Procrastibaking – 2018 Bake your thesis competition

By John-Michael Stuart, Janine Kuehs and Natasha Tay. So we are not going to sugar-coat it, anyone who has done a PhD will tell you it is always an ongoing challenge to avoid the temptation to procrastinate and stay on track with your research. Especially this time of year when research fatigue sets in and…

It’s getting hot in here: Reptile assemblages in drought-affected forest

By Shannon Dundas. In the past 50 years, the climate in southwest WA has become hotter and drier [1, 2]. Annual rainfall in the northern jarrah forest has decreased by 17% since the 1970s [3].  In addition to the direct effects, changing climate is having a substantial impact on wildlife species through changes in habitat….

Hormones gone wild

By Stephanie Hing.  Hormones, neurochemical signaling substances, are in charge of everything we do. From the time you got up in this morning to when your head hits the pillow tonight (and as you sleep), hormones will be working hard to keep you alive. They coordinate all the systems in our bodies from digesting food…

Hot ham! Using thermal imagery to count feral pigs

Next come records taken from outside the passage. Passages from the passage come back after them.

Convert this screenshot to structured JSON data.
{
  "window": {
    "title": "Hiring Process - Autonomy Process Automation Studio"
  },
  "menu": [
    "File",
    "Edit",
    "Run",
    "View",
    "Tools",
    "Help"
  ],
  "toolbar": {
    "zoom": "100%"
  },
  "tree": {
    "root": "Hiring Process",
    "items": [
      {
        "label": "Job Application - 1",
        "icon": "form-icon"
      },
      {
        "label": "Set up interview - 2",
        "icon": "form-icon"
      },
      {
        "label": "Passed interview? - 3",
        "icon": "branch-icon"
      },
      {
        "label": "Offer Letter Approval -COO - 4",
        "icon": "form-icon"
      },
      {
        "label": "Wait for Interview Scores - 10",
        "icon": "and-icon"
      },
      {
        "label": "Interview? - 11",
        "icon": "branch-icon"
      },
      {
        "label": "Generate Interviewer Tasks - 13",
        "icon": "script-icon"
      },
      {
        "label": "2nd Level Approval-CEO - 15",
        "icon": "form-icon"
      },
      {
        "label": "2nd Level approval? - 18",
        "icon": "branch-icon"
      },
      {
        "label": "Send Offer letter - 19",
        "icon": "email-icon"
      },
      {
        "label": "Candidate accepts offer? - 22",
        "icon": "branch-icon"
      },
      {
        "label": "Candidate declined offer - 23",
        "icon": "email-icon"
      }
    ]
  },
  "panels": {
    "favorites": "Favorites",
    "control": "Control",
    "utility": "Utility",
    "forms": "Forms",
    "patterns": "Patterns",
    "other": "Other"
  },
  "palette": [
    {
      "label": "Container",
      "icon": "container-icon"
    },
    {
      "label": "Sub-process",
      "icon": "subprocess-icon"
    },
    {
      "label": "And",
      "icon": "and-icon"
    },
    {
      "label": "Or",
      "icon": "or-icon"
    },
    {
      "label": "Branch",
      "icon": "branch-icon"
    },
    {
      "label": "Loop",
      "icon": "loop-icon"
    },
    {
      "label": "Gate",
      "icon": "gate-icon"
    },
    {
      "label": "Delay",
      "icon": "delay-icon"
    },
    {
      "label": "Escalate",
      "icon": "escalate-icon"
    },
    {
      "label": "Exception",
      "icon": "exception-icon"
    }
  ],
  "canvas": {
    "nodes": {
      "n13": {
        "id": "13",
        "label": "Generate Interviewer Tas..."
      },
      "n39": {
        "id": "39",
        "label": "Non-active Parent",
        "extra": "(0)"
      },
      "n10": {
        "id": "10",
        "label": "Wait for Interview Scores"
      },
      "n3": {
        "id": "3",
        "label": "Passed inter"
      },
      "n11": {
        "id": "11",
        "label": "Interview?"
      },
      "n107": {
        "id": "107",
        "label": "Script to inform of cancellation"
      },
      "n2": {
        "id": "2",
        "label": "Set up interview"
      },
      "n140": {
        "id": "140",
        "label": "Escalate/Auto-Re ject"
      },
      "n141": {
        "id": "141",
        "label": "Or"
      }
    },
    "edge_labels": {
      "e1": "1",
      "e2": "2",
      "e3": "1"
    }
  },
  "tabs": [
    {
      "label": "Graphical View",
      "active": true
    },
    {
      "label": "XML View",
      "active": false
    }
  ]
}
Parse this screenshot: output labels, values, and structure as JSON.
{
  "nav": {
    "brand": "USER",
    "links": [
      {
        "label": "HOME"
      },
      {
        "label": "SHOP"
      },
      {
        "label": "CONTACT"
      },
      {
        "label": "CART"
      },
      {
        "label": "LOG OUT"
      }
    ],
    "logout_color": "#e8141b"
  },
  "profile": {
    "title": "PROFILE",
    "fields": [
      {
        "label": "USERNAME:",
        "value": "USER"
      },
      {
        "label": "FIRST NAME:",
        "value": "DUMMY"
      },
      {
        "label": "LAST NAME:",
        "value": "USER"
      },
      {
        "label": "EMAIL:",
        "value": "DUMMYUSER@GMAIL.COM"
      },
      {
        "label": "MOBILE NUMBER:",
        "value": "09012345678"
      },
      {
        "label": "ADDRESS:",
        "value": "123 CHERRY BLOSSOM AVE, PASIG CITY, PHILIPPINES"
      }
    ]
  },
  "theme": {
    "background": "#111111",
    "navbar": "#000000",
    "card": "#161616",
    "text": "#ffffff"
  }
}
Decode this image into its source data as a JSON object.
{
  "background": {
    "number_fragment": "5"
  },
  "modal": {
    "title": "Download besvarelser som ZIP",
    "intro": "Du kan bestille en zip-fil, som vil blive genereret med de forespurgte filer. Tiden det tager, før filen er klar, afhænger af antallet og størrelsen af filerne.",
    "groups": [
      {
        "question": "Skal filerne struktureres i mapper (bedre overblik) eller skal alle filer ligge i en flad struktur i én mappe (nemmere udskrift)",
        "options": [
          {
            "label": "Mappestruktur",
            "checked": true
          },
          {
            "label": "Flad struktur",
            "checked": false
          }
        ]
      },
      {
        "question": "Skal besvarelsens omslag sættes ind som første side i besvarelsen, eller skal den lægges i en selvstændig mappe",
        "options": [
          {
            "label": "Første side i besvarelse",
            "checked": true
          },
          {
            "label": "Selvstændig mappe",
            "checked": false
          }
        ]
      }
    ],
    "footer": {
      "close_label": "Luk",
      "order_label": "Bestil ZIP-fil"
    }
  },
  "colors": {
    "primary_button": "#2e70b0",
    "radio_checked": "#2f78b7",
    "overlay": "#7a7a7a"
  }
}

by Peter Adams.  Feral pigs have a significant impact on Australia’s native resources. This is most obvious in the disturbance they cause by their rooting behaviour. They turn over the soil in search for subterranean food resources such as tubers, roots, rhizomes, fungal fruiting bodies, and invertebrates. Basically, they eat everything they can find. But…

Perspective: methods for controlling fox populations

by Shannon Dundas.  Baiting using sustained, coordinated, broad-scale baiting programs between government agencies and private landowners is the most effective way to control red fox numbers. For agricultural areas, effective fox control will reduce stock losses.  Effective predator control is also essential to enable native species to survive within their natural habitat, a much more feasible…